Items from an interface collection

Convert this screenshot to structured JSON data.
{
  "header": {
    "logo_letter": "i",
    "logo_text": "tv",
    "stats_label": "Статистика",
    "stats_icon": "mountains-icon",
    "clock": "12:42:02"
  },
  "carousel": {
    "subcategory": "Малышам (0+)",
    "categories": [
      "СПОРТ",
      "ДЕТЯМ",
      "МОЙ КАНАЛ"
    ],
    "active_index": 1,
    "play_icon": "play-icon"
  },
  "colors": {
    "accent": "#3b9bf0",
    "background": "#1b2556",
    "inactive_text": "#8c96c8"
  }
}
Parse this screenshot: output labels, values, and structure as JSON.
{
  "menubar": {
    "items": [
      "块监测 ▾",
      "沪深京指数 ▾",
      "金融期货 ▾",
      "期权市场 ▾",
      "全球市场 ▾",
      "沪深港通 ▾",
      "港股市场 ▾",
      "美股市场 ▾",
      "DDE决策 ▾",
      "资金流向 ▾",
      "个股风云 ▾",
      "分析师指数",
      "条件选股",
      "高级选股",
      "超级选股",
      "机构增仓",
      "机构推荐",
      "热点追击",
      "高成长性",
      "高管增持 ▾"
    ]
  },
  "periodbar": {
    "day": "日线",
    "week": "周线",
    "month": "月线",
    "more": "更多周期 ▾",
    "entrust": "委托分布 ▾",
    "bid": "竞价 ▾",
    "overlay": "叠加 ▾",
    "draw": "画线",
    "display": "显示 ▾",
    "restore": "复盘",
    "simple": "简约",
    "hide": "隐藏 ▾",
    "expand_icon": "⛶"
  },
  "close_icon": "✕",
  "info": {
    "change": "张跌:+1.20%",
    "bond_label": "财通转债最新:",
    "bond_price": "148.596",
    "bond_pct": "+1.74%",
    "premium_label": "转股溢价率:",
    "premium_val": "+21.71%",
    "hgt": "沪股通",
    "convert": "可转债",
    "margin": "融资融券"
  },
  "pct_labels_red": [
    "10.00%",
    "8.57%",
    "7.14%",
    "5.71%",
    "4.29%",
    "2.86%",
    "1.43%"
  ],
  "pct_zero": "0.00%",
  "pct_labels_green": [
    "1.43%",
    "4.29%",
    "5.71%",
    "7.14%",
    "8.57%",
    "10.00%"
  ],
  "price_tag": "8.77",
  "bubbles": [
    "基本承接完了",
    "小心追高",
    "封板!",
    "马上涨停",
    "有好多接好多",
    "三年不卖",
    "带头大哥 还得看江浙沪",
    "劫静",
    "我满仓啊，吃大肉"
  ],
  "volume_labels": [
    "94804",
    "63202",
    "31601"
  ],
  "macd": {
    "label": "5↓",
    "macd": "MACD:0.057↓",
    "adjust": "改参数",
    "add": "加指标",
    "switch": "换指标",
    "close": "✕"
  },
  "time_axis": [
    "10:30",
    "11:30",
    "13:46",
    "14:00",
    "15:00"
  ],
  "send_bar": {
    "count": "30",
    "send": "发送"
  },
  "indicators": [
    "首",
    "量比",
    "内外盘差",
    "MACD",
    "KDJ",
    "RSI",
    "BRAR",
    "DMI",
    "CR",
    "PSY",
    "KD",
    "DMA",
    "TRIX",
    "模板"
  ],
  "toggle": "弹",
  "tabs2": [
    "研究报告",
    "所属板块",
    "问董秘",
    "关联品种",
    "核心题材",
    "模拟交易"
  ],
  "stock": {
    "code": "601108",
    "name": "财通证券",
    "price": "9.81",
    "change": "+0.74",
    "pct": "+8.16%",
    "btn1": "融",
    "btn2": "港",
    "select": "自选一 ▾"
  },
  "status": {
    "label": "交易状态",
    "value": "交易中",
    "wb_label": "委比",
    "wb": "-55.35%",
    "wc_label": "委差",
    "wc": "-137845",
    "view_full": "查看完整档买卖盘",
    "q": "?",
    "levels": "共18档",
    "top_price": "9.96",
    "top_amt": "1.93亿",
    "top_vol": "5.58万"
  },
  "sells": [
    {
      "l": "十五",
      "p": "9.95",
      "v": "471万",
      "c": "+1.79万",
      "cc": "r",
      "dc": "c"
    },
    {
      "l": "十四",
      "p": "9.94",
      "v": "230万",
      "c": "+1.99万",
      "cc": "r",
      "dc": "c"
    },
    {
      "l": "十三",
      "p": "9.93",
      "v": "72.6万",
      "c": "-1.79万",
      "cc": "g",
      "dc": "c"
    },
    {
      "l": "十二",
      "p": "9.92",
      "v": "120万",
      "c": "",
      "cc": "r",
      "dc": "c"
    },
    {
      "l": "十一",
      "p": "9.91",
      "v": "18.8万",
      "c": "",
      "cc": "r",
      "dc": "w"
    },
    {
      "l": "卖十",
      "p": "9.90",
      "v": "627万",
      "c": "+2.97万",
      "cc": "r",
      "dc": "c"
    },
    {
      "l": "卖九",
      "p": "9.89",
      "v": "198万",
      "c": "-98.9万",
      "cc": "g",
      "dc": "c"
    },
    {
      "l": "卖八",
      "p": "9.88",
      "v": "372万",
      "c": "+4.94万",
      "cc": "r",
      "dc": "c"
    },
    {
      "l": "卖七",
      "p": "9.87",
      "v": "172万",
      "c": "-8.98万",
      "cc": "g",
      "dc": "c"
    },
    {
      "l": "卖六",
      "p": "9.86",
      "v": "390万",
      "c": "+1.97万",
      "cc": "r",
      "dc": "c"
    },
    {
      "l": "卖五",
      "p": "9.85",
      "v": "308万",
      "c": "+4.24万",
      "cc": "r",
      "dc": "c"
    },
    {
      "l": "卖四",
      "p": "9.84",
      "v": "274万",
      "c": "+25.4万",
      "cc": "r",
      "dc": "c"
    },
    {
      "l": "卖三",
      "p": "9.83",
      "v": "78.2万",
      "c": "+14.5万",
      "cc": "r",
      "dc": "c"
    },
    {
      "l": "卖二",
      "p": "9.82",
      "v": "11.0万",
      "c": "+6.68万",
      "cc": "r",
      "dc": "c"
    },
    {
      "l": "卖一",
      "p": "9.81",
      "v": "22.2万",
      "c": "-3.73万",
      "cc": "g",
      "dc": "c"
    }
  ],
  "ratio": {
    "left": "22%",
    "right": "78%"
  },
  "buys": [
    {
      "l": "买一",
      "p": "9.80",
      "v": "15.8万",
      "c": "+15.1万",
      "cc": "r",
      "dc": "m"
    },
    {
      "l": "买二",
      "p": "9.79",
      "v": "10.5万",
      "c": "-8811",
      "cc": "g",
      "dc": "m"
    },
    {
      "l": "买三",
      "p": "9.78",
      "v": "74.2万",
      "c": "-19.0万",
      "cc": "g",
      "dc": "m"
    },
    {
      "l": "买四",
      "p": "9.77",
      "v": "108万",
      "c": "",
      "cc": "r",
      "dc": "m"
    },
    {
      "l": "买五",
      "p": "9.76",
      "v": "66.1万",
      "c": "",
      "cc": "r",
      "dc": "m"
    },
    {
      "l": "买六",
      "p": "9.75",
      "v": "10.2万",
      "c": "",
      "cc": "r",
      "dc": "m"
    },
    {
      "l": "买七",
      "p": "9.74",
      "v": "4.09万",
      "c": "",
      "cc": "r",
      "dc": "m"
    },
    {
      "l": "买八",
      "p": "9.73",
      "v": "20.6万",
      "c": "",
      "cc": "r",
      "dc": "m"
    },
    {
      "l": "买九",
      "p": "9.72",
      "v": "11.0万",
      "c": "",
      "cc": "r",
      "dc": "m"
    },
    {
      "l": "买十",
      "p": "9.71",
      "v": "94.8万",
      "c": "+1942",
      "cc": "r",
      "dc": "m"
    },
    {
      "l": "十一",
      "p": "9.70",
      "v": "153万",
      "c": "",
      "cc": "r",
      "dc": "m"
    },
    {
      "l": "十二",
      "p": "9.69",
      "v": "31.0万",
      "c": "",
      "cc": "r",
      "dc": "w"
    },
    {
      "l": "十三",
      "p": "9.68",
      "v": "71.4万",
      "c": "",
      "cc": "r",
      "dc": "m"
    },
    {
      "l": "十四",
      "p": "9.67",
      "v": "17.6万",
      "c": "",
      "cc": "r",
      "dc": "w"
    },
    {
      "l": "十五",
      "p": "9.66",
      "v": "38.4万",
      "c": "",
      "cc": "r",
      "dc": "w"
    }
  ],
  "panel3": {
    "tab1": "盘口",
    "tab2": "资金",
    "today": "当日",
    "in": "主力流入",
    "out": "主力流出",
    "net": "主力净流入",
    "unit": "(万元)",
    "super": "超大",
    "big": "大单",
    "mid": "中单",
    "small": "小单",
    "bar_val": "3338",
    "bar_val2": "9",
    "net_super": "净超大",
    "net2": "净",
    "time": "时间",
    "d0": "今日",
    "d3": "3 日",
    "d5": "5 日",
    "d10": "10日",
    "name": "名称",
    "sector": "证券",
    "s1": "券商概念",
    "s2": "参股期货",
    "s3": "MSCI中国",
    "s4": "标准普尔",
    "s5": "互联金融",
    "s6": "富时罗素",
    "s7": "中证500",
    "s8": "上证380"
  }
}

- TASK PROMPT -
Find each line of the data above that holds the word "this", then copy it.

- RESULT BELOW -
Convert this screenshot to structured JSON data.
Parse this screenshot: output labels, values, and structure as JSON.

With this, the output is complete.